Monday, September 24, 2012


He began by saying that everybody thought of Space as an empty homogeneous medium.

“Never mind at present what the ultimate constituents of that medium are.  We take it as a finished product, and we think of it as mere extension, something without any quality at all.  That is the view of civilized man.  You will find all the philosophers taking it for granted.  Yes, but every living thing does not take that view.  An animal, for instance.  It feels a kind of quality in Space.  It can find its way over new country, because it perceives certain landmarks, not necessarily material, but perceptible, or if you like intelligible.  Take an Australian savage.  He has the same power, and I believe, for the same reason.  He is conscious of intelligible landmarks.”


You mean what people call a sense of direction,” I put in.

Yes, but what in Heaven’s name is a sense of direction?  The phrase explains nothing.  However incoherent the mind of the animal or the savage may be, it is there somewhere, working on some data.  I’ve been all through the psychological and anthropological side of the business, and after you eliminate clues from sight and hearing and smell and half-conscious memory there remains a solid lump of the inexplicable.”

From:  John Buchan, "Space" (1912)

Dr. Feelgood: Don't You Just Know It (1976) (Link)

1 comment:

  1. I haven't; my sense of direction deserves no respect. Jane does also, by the way. Now that you'll respect it more, I think you should try to discern what it means. This Buchan story is fantastic and I believe is available to read online. Although it has certain "shilling shocker" aspects, it is pretty coherent in its turn-of-the-century cosmology/physics theory spinning, but more important, it is very moving and surprisingly subtle.
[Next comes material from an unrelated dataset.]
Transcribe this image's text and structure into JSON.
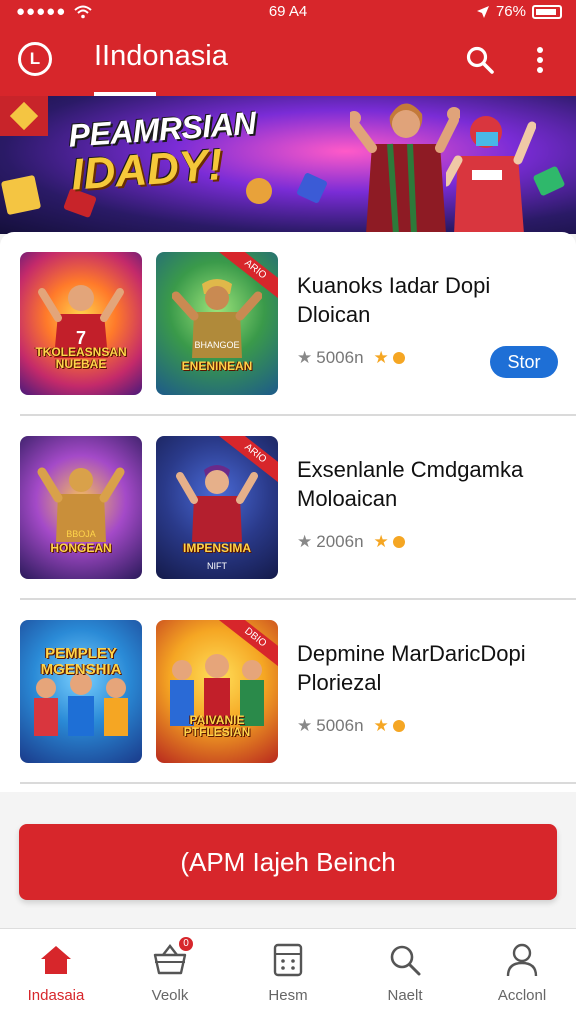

It's very clear that animals and people who live closer to nature understand all kinds of things differently than we do. Curtis